◆ **TASK DETAILS**
Only a number is wanted: how many lines of the entries include the string "Resources"?

MATERIAL SHOWN START

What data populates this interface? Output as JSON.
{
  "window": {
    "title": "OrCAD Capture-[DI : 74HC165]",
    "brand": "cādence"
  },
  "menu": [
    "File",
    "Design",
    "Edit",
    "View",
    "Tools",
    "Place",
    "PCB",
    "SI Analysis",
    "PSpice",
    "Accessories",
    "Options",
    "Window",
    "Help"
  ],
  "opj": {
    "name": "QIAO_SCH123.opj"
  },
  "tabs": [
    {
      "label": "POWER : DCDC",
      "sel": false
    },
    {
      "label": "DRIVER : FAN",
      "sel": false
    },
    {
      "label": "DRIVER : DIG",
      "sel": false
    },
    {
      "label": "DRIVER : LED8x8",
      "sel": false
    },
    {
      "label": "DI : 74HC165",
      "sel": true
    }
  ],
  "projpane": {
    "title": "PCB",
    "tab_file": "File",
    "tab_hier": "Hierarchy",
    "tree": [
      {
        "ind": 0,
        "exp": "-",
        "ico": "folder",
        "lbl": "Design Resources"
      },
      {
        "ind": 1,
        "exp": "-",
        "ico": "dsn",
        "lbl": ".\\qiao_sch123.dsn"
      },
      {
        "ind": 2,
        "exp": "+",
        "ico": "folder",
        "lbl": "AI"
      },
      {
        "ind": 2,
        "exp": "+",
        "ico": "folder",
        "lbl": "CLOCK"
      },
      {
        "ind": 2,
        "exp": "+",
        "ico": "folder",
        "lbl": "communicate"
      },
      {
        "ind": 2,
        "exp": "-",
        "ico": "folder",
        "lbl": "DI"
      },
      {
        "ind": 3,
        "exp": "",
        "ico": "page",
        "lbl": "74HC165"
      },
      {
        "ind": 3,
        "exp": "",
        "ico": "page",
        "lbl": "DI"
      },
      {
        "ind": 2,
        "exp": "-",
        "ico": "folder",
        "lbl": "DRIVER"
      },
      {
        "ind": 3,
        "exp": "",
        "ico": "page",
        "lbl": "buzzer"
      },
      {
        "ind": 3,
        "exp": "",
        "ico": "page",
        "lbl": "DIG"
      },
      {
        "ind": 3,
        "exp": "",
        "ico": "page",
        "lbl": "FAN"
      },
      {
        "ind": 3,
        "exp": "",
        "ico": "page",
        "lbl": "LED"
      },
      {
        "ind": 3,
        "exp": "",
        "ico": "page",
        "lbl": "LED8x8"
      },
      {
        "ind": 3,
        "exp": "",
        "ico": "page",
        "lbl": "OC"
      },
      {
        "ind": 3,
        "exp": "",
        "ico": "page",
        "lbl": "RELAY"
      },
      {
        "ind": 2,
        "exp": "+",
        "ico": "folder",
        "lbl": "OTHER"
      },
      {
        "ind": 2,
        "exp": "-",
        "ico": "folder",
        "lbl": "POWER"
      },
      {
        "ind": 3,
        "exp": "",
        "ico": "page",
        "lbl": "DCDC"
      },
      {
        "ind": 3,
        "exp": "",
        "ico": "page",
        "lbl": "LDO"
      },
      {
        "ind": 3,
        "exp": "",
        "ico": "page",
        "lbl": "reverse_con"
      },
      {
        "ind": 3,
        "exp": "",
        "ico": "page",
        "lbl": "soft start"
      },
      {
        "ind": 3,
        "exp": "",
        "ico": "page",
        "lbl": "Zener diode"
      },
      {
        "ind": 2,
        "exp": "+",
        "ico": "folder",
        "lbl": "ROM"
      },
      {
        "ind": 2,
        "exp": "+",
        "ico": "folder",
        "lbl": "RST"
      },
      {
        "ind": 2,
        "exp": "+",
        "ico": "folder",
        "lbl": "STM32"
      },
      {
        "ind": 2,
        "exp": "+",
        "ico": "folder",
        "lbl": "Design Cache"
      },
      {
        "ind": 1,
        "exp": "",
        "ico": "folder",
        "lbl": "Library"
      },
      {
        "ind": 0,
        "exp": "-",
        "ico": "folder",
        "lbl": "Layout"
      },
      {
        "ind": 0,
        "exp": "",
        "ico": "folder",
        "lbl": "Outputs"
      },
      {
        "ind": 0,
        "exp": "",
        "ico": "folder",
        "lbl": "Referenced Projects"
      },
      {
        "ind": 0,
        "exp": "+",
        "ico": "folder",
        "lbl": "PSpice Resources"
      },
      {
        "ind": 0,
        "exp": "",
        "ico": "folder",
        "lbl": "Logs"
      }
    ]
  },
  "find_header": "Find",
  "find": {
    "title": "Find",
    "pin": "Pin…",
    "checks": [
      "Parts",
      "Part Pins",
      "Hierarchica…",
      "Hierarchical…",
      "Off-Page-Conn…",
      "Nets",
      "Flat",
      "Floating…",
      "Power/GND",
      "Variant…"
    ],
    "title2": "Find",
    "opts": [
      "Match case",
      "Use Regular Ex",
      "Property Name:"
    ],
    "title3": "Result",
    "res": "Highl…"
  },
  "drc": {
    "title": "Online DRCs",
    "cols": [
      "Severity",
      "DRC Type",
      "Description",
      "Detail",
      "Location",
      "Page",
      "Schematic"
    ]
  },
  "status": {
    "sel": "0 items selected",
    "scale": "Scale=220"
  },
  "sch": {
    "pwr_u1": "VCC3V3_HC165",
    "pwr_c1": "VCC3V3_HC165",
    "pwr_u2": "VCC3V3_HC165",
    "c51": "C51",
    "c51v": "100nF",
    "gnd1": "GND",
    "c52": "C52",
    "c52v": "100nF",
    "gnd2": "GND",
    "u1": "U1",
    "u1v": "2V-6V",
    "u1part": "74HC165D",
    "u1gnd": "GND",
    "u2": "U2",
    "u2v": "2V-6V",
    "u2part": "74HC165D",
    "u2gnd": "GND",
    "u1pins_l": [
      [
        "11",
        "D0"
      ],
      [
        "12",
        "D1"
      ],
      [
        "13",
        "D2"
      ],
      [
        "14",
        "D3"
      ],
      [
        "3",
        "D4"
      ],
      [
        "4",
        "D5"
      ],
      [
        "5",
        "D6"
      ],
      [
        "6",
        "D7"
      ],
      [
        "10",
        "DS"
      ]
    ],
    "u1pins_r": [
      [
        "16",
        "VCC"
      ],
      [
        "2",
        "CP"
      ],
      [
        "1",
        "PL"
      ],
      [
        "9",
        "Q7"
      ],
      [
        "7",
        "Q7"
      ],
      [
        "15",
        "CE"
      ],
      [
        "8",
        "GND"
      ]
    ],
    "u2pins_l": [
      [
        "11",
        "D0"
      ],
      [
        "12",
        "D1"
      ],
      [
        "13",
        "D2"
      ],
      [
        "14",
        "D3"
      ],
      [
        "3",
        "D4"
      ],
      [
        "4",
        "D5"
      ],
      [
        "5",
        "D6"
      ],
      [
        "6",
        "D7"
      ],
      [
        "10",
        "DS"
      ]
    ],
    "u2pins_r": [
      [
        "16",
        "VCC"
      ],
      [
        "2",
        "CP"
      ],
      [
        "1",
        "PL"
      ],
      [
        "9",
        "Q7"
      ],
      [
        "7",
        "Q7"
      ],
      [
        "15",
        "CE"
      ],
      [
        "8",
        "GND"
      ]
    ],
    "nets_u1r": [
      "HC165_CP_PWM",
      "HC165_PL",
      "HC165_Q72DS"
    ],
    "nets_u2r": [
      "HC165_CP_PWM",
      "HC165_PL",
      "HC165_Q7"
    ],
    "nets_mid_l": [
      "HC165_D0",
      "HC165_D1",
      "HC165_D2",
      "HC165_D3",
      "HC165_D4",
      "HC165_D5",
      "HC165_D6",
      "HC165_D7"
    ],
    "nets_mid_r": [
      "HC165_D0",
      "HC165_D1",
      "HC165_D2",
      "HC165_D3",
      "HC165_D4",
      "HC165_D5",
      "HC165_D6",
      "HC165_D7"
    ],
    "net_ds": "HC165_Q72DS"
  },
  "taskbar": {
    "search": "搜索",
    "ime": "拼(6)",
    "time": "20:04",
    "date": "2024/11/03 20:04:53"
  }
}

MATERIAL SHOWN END

◆ **THE COMPLETED TASK**
2